[SUPPLIED ENTRIES]:
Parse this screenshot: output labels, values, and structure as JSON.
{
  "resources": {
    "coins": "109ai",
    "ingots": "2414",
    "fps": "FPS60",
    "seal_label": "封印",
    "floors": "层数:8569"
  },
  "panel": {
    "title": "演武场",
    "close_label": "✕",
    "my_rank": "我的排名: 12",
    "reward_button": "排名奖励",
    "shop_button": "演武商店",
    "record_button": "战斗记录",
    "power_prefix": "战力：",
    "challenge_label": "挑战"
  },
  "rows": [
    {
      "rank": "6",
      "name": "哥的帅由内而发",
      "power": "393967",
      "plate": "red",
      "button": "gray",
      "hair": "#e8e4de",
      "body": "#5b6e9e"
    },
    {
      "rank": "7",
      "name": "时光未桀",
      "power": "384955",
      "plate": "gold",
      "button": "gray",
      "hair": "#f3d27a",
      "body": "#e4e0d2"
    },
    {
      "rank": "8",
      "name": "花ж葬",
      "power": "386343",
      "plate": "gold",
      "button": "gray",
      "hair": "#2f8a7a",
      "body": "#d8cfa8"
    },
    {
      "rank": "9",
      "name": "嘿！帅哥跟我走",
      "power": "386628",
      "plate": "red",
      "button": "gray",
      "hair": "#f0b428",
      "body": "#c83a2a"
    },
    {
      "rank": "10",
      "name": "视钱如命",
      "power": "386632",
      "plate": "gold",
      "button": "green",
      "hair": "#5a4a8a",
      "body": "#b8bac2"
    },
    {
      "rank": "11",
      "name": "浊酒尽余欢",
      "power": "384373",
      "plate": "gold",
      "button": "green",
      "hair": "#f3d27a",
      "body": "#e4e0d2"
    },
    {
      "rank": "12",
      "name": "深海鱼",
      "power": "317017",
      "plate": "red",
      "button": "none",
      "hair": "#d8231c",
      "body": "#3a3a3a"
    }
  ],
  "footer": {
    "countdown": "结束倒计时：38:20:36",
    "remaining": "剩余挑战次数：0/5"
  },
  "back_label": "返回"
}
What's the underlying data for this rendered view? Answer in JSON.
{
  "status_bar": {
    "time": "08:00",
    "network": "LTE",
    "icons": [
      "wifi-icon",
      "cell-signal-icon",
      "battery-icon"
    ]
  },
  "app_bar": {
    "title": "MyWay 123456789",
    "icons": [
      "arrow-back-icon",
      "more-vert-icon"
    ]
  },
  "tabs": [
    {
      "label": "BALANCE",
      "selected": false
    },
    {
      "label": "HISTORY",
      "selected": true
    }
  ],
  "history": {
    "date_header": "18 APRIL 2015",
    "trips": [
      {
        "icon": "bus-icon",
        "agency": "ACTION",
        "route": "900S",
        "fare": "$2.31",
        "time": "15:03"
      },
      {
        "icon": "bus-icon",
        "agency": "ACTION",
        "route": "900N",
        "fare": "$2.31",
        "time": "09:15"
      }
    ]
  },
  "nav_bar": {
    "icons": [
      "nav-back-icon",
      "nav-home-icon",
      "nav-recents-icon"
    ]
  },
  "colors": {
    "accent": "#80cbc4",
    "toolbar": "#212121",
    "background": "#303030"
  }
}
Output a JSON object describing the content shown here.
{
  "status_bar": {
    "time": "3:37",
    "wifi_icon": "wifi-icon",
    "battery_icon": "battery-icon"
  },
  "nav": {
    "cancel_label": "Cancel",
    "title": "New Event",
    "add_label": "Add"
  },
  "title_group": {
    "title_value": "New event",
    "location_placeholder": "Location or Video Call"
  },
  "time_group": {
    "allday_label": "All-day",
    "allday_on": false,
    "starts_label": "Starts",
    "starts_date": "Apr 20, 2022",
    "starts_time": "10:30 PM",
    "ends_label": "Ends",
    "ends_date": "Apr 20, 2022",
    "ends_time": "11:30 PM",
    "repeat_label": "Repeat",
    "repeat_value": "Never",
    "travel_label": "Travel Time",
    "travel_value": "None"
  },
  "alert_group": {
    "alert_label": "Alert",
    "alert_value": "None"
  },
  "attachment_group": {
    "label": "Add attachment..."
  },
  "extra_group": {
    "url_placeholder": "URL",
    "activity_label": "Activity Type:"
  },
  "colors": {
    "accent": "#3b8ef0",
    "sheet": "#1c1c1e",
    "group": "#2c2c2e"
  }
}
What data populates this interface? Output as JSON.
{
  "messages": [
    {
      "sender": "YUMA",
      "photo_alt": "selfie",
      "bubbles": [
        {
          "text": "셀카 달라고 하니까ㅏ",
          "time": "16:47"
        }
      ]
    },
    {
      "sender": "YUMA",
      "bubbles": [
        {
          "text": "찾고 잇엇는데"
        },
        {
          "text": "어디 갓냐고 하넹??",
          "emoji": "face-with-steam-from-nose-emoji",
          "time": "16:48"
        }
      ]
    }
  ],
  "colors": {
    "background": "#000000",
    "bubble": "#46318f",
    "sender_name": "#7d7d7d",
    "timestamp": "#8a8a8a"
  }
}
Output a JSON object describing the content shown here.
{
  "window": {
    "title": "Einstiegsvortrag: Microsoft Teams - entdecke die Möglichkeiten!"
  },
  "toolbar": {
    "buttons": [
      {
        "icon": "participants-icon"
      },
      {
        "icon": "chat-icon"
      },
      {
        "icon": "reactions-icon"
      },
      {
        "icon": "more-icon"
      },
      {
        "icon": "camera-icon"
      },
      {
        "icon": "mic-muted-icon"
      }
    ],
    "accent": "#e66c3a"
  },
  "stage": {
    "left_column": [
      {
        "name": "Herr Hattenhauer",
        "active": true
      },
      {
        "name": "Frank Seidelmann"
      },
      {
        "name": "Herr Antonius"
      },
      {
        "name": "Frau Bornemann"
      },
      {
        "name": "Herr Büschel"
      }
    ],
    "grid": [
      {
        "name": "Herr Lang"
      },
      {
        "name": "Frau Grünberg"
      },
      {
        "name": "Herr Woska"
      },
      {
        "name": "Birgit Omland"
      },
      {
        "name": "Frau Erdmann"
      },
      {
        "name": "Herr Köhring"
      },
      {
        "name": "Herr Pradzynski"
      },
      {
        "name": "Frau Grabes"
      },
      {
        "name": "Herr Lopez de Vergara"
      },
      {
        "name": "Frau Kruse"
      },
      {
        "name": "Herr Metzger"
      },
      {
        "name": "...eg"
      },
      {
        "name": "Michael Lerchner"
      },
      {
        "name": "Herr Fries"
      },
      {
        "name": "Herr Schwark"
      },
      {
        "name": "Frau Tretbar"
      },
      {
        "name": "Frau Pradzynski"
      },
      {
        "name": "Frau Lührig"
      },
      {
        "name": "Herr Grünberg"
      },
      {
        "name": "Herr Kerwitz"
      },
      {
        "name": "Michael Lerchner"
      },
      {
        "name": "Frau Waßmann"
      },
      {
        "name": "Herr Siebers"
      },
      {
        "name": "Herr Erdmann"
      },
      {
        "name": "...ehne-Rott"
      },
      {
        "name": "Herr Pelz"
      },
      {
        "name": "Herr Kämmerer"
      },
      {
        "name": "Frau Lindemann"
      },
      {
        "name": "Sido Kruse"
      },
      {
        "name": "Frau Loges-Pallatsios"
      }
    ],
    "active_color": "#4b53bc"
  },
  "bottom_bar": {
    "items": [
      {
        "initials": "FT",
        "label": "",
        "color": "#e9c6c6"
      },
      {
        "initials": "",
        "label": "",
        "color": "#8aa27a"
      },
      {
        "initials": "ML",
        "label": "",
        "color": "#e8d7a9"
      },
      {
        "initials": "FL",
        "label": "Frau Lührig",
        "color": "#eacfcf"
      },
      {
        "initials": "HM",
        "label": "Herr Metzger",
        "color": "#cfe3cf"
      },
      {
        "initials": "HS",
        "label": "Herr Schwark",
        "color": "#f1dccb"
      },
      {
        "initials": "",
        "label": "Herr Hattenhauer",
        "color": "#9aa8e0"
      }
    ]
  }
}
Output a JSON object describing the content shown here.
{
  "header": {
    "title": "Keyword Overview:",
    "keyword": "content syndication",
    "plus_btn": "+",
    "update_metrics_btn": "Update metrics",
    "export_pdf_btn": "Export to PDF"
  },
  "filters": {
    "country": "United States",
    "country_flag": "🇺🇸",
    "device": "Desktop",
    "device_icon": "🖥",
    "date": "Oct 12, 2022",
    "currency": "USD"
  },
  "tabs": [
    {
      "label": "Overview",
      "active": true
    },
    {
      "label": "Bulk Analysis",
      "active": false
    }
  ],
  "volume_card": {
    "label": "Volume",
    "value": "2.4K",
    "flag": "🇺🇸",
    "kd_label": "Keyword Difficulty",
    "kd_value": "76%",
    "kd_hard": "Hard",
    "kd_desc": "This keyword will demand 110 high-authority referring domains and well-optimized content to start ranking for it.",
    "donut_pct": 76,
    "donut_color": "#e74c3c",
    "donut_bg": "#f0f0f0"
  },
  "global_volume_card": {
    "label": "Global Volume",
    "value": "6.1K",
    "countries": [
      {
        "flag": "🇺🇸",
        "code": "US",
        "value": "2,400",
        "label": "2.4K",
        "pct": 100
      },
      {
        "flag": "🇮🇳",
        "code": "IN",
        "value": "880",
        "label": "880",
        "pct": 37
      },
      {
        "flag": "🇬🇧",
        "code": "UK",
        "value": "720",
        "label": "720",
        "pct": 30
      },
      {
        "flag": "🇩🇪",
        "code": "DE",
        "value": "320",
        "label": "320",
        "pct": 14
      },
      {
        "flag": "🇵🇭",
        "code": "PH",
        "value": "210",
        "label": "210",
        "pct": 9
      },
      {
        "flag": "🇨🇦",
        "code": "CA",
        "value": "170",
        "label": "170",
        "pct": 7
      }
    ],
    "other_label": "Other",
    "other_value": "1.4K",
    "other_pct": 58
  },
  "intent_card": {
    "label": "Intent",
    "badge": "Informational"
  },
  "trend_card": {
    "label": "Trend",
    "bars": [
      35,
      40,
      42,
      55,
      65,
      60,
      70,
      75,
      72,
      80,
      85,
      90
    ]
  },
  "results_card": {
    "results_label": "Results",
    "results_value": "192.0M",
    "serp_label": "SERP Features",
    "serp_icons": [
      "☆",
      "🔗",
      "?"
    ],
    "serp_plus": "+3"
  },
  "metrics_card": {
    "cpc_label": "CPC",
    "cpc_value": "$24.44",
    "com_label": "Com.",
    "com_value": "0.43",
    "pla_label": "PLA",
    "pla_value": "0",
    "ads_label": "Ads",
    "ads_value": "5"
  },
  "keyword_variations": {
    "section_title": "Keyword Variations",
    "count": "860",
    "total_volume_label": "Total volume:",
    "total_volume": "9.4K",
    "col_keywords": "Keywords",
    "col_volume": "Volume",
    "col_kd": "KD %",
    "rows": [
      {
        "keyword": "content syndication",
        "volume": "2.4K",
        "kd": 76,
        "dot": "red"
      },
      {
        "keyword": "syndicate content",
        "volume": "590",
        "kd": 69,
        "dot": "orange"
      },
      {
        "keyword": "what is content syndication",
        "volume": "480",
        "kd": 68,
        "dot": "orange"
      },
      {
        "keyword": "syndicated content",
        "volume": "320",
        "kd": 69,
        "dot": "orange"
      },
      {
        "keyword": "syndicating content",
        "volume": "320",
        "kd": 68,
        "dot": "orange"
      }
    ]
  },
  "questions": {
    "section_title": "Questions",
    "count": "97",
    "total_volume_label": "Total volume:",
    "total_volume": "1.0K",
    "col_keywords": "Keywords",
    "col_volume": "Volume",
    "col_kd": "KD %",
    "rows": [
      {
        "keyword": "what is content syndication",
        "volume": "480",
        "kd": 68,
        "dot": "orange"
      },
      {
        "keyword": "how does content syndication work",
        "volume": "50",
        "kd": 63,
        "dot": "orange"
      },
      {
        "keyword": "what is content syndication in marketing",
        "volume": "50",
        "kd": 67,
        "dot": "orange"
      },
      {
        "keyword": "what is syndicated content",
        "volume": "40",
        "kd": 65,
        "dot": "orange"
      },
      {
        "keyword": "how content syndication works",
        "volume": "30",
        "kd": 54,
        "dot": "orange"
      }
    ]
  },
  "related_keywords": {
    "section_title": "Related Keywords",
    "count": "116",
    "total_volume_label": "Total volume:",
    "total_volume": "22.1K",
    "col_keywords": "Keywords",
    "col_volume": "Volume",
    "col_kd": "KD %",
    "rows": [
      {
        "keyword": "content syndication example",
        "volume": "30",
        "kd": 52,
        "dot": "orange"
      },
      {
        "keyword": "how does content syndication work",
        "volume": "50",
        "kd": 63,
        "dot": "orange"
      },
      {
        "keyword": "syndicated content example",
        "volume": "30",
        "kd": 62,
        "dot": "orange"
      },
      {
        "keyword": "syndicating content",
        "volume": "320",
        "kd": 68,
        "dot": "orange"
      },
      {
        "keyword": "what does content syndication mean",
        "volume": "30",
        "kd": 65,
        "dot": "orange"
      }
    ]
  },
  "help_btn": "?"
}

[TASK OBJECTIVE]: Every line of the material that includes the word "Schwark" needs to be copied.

[WRITTEN SOLUTION]:
        "name": "Herr Schwark"
        "label": "Herr Schwark",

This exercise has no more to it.